§ **What you should do**: Without any pictures, copy the records below once more, exactly as they are.

(App and web page records)
=== Begin Enclosure ===

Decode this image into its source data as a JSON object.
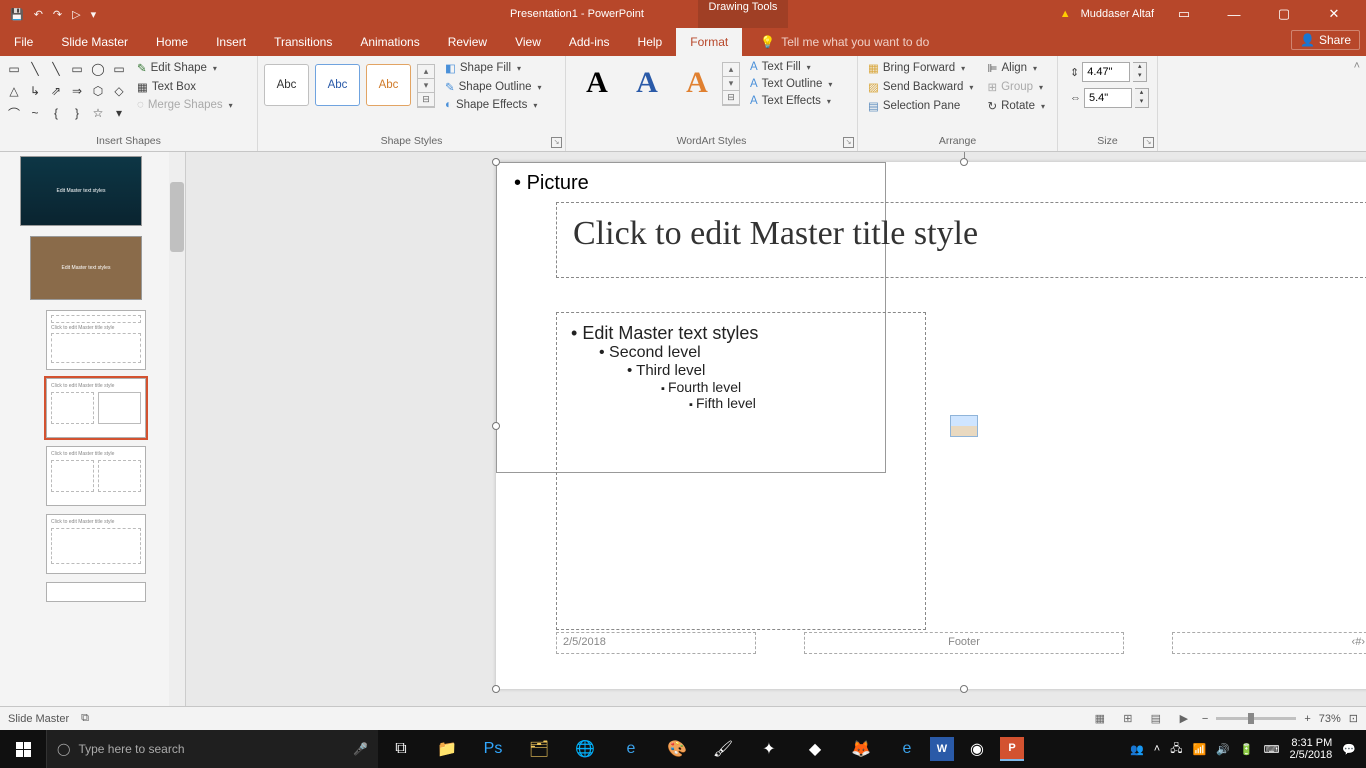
{
  "qat": {
    "save": "💾",
    "undo": "↶",
    "redo": "↷",
    "start": "▷"
  },
  "title": "Presentation1 - PowerPoint",
  "context_tab": "Drawing Tools",
  "user": "Muddaser Altaf",
  "menu": [
    "File",
    "Slide Master",
    "Home",
    "Insert",
    "Transitions",
    "Animations",
    "Review",
    "View",
    "Add-ins",
    "Help",
    "Format"
  ],
  "active_menu": "Format",
  "tellme": "Tell me what you want to do",
  "share": "Share",
  "ribbon": {
    "insert_shapes": {
      "edit_shape": "Edit Shape",
      "text_box": "Text Box",
      "merge": "Merge Shapes",
      "label": "Insert Shapes"
    },
    "shape_styles": {
      "fill": "Shape Fill",
      "outline": "Shape Outline",
      "effects": "Shape Effects",
      "label": "Shape Styles",
      "thumb": "Abc"
    },
    "wordart": {
      "text_fill": "Text Fill",
      "text_outline": "Text Outline",
      "text_effects": "Text Effects",
      "label": "WordArt Styles"
    },
    "arrange": {
      "bring_forward": "Bring Forward",
      "send_backward": "Send Backward",
      "selection_pane": "Selection Pane",
      "align": "Align",
      "group": "Group",
      "rotate": "Rotate",
      "label": "Arrange"
    },
    "size": {
      "height": "4.47\"",
      "width": "5.4\"",
      "label": "Size"
    }
  },
  "slide": {
    "title": "Click to edit Master title style",
    "bullets": {
      "l1": "Edit Master text styles",
      "l2": "Second level",
      "l3": "Third level",
      "l4": "Fourth level",
      "l5": "Fifth level"
    },
    "picture_label": "Picture",
    "date": "2/5/2018",
    "footer": "Footer",
    "num": "‹#›"
  },
  "thumbs": {
    "master_txt": "Edit Master text styles",
    "layout_title": "Click to edit Master title style"
  },
  "status": {
    "mode": "Slide Master",
    "zoom": "73%"
  },
  "taskbar": {
    "search_placeholder": "Type here to search",
    "time": "8:31 PM",
    "date": "2/5/2018"
  }
}
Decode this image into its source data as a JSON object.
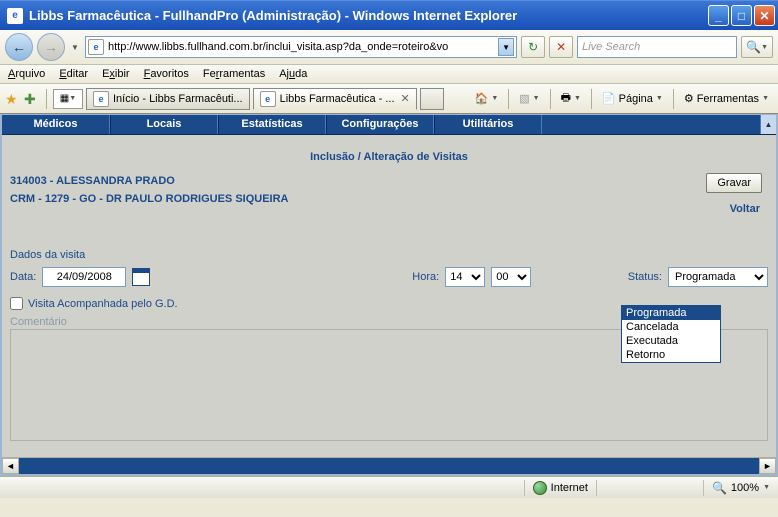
{
  "window": {
    "title": "Libbs Farmacêutica - FullhandPro (Administração) - Windows Internet Explorer"
  },
  "address": {
    "url": "http://www.libbs.fullhand.com.br/inclui_visita.asp?da_onde=roteiro&vo"
  },
  "search": {
    "placeholder": "Live Search"
  },
  "menubar": {
    "arquivo": "Arquivo",
    "editar": "Editar",
    "exibir": "Exibir",
    "favoritos": "Favoritos",
    "ferramentas": "Ferramentas",
    "ajuda": "Ajuda"
  },
  "browser_tabs": {
    "tab1": "Início - Libbs Farmacêuti...",
    "tab2": "Libbs Farmacêutica - ..."
  },
  "cmdbar": {
    "pagina": "Página",
    "ferramentas": "Ferramentas"
  },
  "app_tabs": {
    "medicos": "Médicos",
    "locais": "Locais",
    "estatisticas": "Estatísticas",
    "configuracoes": "Configurações",
    "utilitarios": "Utilitários"
  },
  "page": {
    "title": "Inclusão / Alteração de Visitas",
    "rep": "314003 - ALESSANDRA PRADO",
    "doctor": "CRM - 1279 - GO - DR PAULO RODRIGUES SIQUEIRA",
    "gravar": "Gravar",
    "voltar": "Voltar",
    "section": "Dados da visita",
    "data_label": "Data:",
    "data_value": "24/09/2008",
    "hora_label": "Hora:",
    "hora_h": "14",
    "hora_m": "00",
    "status_label": "Status:",
    "status_value": "Programada",
    "status_options": {
      "o1": "Programada",
      "o2": "Cancelada",
      "o3": "Executada",
      "o4": "Retorno"
    },
    "chk_label": "Visita Acompanhada pelo G.D.",
    "comment_label": "Comentário"
  },
  "statusbar": {
    "zone": "Internet",
    "zoom": "100%"
  }
}
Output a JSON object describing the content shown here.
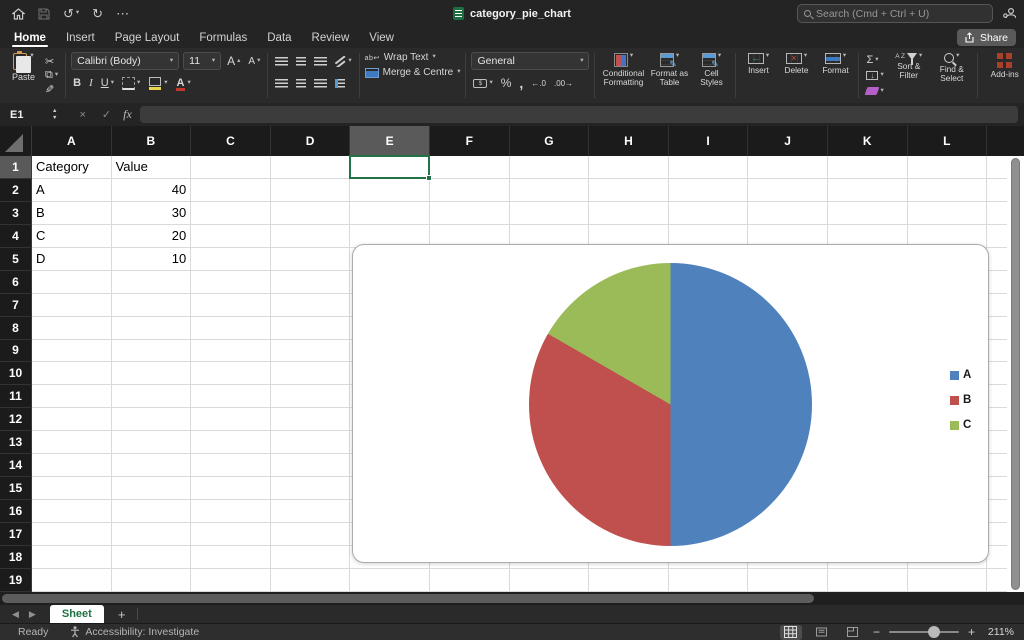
{
  "titlebar": {
    "document_title": "category_pie_chart",
    "search_placeholder": "Search (Cmd + Ctrl + U)"
  },
  "tabs": {
    "items": [
      {
        "label": "Home",
        "active": true
      },
      {
        "label": "Insert",
        "active": false
      },
      {
        "label": "Page Layout",
        "active": false
      },
      {
        "label": "Formulas",
        "active": false
      },
      {
        "label": "Data",
        "active": false
      },
      {
        "label": "Review",
        "active": false
      },
      {
        "label": "View",
        "active": false
      }
    ],
    "share_label": "Share"
  },
  "ribbon": {
    "paste_label": "Paste",
    "font_name": "Calibri (Body)",
    "font_size": "11",
    "bold": "B",
    "italic": "I",
    "underline": "U",
    "grow_font": "A",
    "shrink_font": "A",
    "wrap_text_label": "Wrap Text",
    "merge_centre_label": "Merge & Centre",
    "number_format": "General",
    "percent": "%",
    "comma": ",",
    "inc_decimal": "←.0",
    "dec_decimal": ".00→",
    "conditional_formatting_label": "Conditional Formatting",
    "format_as_table_label": "Format as Table",
    "cell_styles_label": "Cell Styles",
    "insert_label": "Insert",
    "delete_label": "Delete",
    "format_label": "Format",
    "sum_sigma": "Σ",
    "sort_az": "A Z",
    "sort_filter_label": "Sort & Filter",
    "find_select_label": "Find & Select",
    "add_ins_label": "Add-ins"
  },
  "formula_bar": {
    "name_box": "E1",
    "fx_label": "fx",
    "value": ""
  },
  "grid": {
    "columns": [
      "A",
      "B",
      "C",
      "D",
      "E",
      "F",
      "G",
      "H",
      "I",
      "J",
      "K",
      "L"
    ],
    "row_count": 19,
    "selected_cell": {
      "col": "E",
      "row": 1
    },
    "cells": {
      "A1": "Category",
      "B1": "Value",
      "A2": "A",
      "B2": 40,
      "A3": "B",
      "B3": 30,
      "A4": "C",
      "B4": 20,
      "A5": "D",
      "B5": 10
    }
  },
  "chart_data": {
    "type": "pie",
    "title": "",
    "labels": [
      "A",
      "B",
      "C"
    ],
    "values_percent": [
      50,
      33.33,
      16.67
    ],
    "colors": [
      "#4F81BD",
      "#C0504D",
      "#9BBB59"
    ],
    "start_angle_deg": 0,
    "direction": "clockwise",
    "legend_position": "right",
    "worksheet_source": {
      "categories": [
        "A",
        "B",
        "C",
        "D"
      ],
      "values": [
        40,
        30,
        20,
        10
      ]
    }
  },
  "sheet_bar": {
    "active_tab": "Sheet",
    "add_label": "+"
  },
  "status_bar": {
    "ready_label": "Ready",
    "accessibility_label": "Accessibility: Investigate",
    "zoom_percent": "211%"
  },
  "icons": {
    "undo": "↺",
    "redo": "↻",
    "more": "⋯",
    "caret": "▾",
    "caret_up": "▴",
    "up": "▲",
    "down": "▼",
    "cancel": "×",
    "confirm": "✓",
    "scissors": "✂",
    "copy": "⧉",
    "brush": "✎",
    "wrap_return": "↩",
    "fill_down": "↓",
    "left_arrow": "◀",
    "right_arrow": "▶",
    "minus": "−",
    "plus": "+",
    "insert_overlay": "←",
    "delete_overlay": "×"
  }
}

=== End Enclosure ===

§ **Answer to the problem**:
Decode this image into its source data as a JSON object.
{
  "qat": {
    "save": "💾",
    "undo": "↶",
    "redo": "↷",
    "start": "▷"
  },
  "title": "Presentation1 - PowerPoint",
  "context_tab": "Drawing Tools",
  "user": "Muddaser Altaf",
  "menu": [
    "File",
    "Slide Master",
    "Home",
    "Insert",
    "Transitions",
    "Animations",
    "Review",
    "View",
    "Add-ins",
    "Help",
    "Format"
  ],
  "active_menu": "Format",
  "tellme": "Tell me what you want to do",
  "share": "Share",
  "ribbon": {
    "insert_shapes": {
      "edit_shape": "Edit Shape",
      "text_box": "Text Box",
      "merge": "Merge Shapes",
      "label": "Insert Shapes"
    },
    "shape_styles": {
      "fill": "Shape Fill",
      "outline": "Shape Outline",
      "effects": "Shape Effects",
      "label": "Shape Styles",
      "thumb": "Abc"
    },
    "wordart": {
      "text_fill": "Text Fill",
      "text_outline": "Text Outline",
      "text_effects": "Text Effects",
      "label": "WordArt Styles"
    },
    "arrange": {
      "bring_forward": "Bring Forward",
      "send_backward": "Send Backward",
      "selection_pane": "Selection Pane",
      "align": "Align",
      "group": "Group",
      "rotate": "Rotate",
      "label": "Arrange"
    },
    "size": {
      "height": "4.47\"",
      "width": "5.4\"",
      "label": "Size"
    }
  },
  "slide": {
    "title": "Click to edit Master title style",
    "bullets": {
      "l1": "Edit Master text styles",
      "l2": "Second level",
      "l3": "Third level",
      "l4": "Fourth level",
      "l5": "Fifth level"
    },
    "picture_label": "Picture",
    "date": "2/5/2018",
    "footer": "Footer",
    "num": "‹#›"
  },
  "thumbs": {
    "master_txt": "Edit Master text styles",
    "layout_title": "Click to edit Master title style"
  },
  "status": {
    "mode": "Slide Master",
    "zoom": "73%"
  },
  "taskbar": {
    "search_placeholder": "Type here to search",
    "time": "8:31 PM",
    "date": "2/5/2018"
  }
}
Decode this image into its source data as a JSON object.
{
  "window": {
    "title": "Libbs Farmacêutica - FullhandPro (Administração) - Windows Internet Explorer"
  },
  "address": {
    "url": "http://www.libbs.fullhand.com.br/inclui_visita.asp?da_onde=roteiro&vo"
  },
  "search": {
    "placeholder": "Live Search"
  },
  "menubar": {
    "arquivo": "Arquivo",
    "editar": "Editar",
    "exibir": "Exibir",
    "favoritos": "Favoritos",
    "ferramentas": "Ferramentas",
    "ajuda": "Ajuda"
  },
  "browser_tabs": {
    "tab1": "Início - Libbs Farmacêuti...",
    "tab2": "Libbs Farmacêutica - ..."
  },
  "cmdbar": {
    "pagina": "Página",
    "ferramentas": "Ferramentas"
  },
  "app_tabs": {
    "medicos": "Médicos",
    "locais": "Locais",
    "estatisticas": "Estatísticas",
    "configuracoes": "Configurações",
    "utilitarios": "Utilitários"
  },
  "page": {
    "title": "Inclusão / Alteração de Visitas",
    "rep": "314003 - ALESSANDRA PRADO",
    "doctor": "CRM - 1279 - GO - DR PAULO RODRIGUES SIQUEIRA",
    "gravar": "Gravar",
    "voltar": "Voltar",
    "section": "Dados da visita",
    "data_label": "Data:",
    "data_value": "24/09/2008",
    "hora_label": "Hora:",
    "hora_h": "14",
    "hora_m": "00",
    "status_label": "Status:",
    "status_value": "Programada",
    "status_options": {
      "o1": "Programada",
      "o2": "Cancelada",
      "o3": "Executada",
      "o4": "Retorno"
    },
    "chk_label": "Visita Acompanhada pelo G.D.",
    "comment_label": "Comentário"
  },
  "statusbar": {
    "zone": "Internet",
    "zoom": "100%"
  }
}
Output a JSON object describing the content shown here.
{
  "titlebar": {
    "document_title": "category_pie_chart",
    "search_placeholder": "Search (Cmd + Ctrl + U)"
  },
  "tabs": {
    "items": [
      {
        "label": "Home",
        "active": true
      },
      {
        "label": "Insert",
        "active": false
      },
      {
        "label": "Page Layout",
        "active": false
      },
      {
        "label": "Formulas",
        "active": false
      },
      {
        "label": "Data",
        "active": false
      },
      {
        "label": "Review",
        "active": false
      },
      {
        "label": "View",
        "active": false
      }
    ],
    "share_label": "Share"
  },
  "ribbon": {
    "paste_label": "Paste",
    "font_name": "Calibri (Body)",
    "font_size": "11",
    "bold": "B",
    "italic": "I",
    "underline": "U",
    "grow_font": "A",
    "shrink_font": "A",
    "wrap_text_label": "Wrap Text",
    "merge_centre_label": "Merge & Centre",
    "number_format": "General",
    "percent": "%",
    "comma": ",",
    "inc_decimal": "←.0",
    "dec_decimal": ".00→",
    "conditional_formatting_label": "Conditional Formatting",
    "format_as_table_label": "Format as Table",
    "cell_styles_label": "Cell Styles",
    "insert_label": "Insert",
    "delete_label": "Delete",
    "format_label": "Format",
    "sum_sigma": "Σ",
    "sort_az": "A Z",
    "sort_filter_label": "Sort & Filter",
    "find_select_label": "Find & Select",
    "add_ins_label": "Add-ins"
  },
  "formula_bar": {
    "name_box": "E1",
    "fx_label": "fx",
    "value": ""
  },
  "grid": {
    "columns": [
      "A",
      "B",
      "C",
      "D",
      "E",
      "F",
      "G",
      "H",
      "I",
      "J",
      "K",
      "L"
    ],
    "row_count": 19,
    "selected_cell": {
      "col": "E",
      "row": 1
    },
    "cells": {
      "A1": "Category",
      "B1": "Value",
      "A2": "A",
      "B2": 40,
      "A3": "B",
      "B3": 30,
      "A4": "C",
      "B4": 20,
      "A5": "D",
      "B5": 10
    }
  },
  "chart_data": {
    "type": "pie",
    "title": "",
    "labels": [
      "A",
      "B",
      "C"
    ],
    "values_percent": [
      50,
      33.33,
      16.67
    ],
    "colors": [
      "#4F81BD",
      "#C0504D",
      "#9BBB59"
    ],
    "start_angle_deg": 0,
    "direction": "clockwise",
    "legend_position": "right",
    "worksheet_source": {
      "categories": [
        "A",
        "B",
        "C",
        "D"
      ],
      "values": [
        40,
        30,
        20,
        10
      ]
    }
  },
  "sheet_bar": {
    "active_tab": "Sheet",
    "add_label": "+"
  },
  "status_bar": {
    "ready_label": "Ready",
    "accessibility_label": "Accessibility: Investigate",
    "zoom_percent": "211%"
  },
  "icons": {
    "undo": "↺",
    "redo": "↻",
    "more": "⋯",
    "caret": "▾",
    "caret_up": "▴",
    "up": "▲",
    "down": "▼",
    "cancel": "×",
    "confirm": "✓",
    "scissors": "✂",
    "copy": "⧉",
    "brush": "✎",
    "wrap_return": "↩",
    "fill_down": "↓",
    "left_arrow": "◀",
    "right_arrow": "▶",
    "minus": "−",
    "plus": "+",
    "insert_overlay": "←",
    "delete_overlay": "×"
  }
}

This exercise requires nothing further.